Unless you’ve been living under a rock (in which case, I envy you), you probably already know about OnePlus’s partnership with Hasselblad for its latest phones. The OnePlus 9 has a triple-camera setup, consisting of a 48MP IMX689 wide, a 50MP IMX766 ultrawide, and a 2MP monochrome. The output from the camera doesn’t quite compete with the Galaxy S21 or the Pixel 5, but it’s still a step up from previous OnePlus phones.
The OnePlus 8T doesn’t have a half-bad camera setup — a 48MP wide (with OIS), a 16MP ultrawide, a 5MP macro, and a 2MP monochrome. If you’re not big on cameras, the 8T’s camera performance should suffice. But with the new realistic color profile, excellent ultrawide camera, and ability to shoot [email protected], there’s no question that the OnePlus 9 wins this department.
Another notable upgrade with the OnePlus 9 is support for 15W wireless charging.
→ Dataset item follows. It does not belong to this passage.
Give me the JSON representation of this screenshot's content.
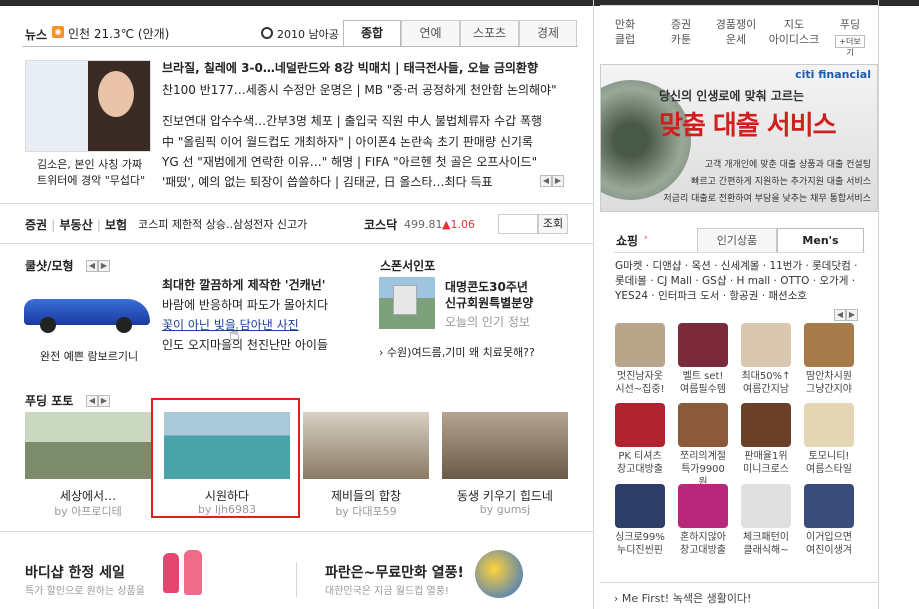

Unfortunately, this feature is market-dependent and may not be available in your region (India, for instance).
No matter which phone you boot up, you’ll be greeted with OxygenOS 11 out of the box (based on Android 11). This version marked a new design direction for OnePlus, which may seem to be a bit derivative of Samsung’s One UI. This doesn’t change the fact that the interface is extremely responsive and offers one of the smoothest experiences out there.
For the time being, the OnePlus 8T may offer a slightly better experience as the OnePlus 9 is suffering from the usual launch bugs — occasionally janky animations, dropped calls, and delayed notifications among them. But these should be fixed pretty soon.
Since both phones launched with Android 11, you can expect both to be updated to Android 12 and 13. It’s safe to say that the OnePlus 9 will get updates a bit earlier than its predecessor, though, and support security patches will be slightly extended.
What could present a problem for both devices is how quickly and often OnePlus will release updates. The company is not as nimble as it used to be, and Google and Samsung are doing much better in this respect.
Depending on where you’re in the world, you’ll have to pay about $110 to $137 more for the OnePlus 9 (according to prices taken at the time of writing). Both phones offer flagship performance, good battery life, fast charging, Android 11 out of the box, and good 120Hz AMOLED displays.
The OnePlus 9 edges ahead with a better camera setup, the Snapdragon 888, 15W wireless charging, superior 5G support, and priority in software updates. Whether these factors are worth paying more for is a call you’ll have to make depending on what matters to you. If you don’t see value in what extra the OnePlus 9 has to offer, you could even opt to get the newly-launched OnePlus Watch for $139 ($20 off) with the money you save after buying the 8T.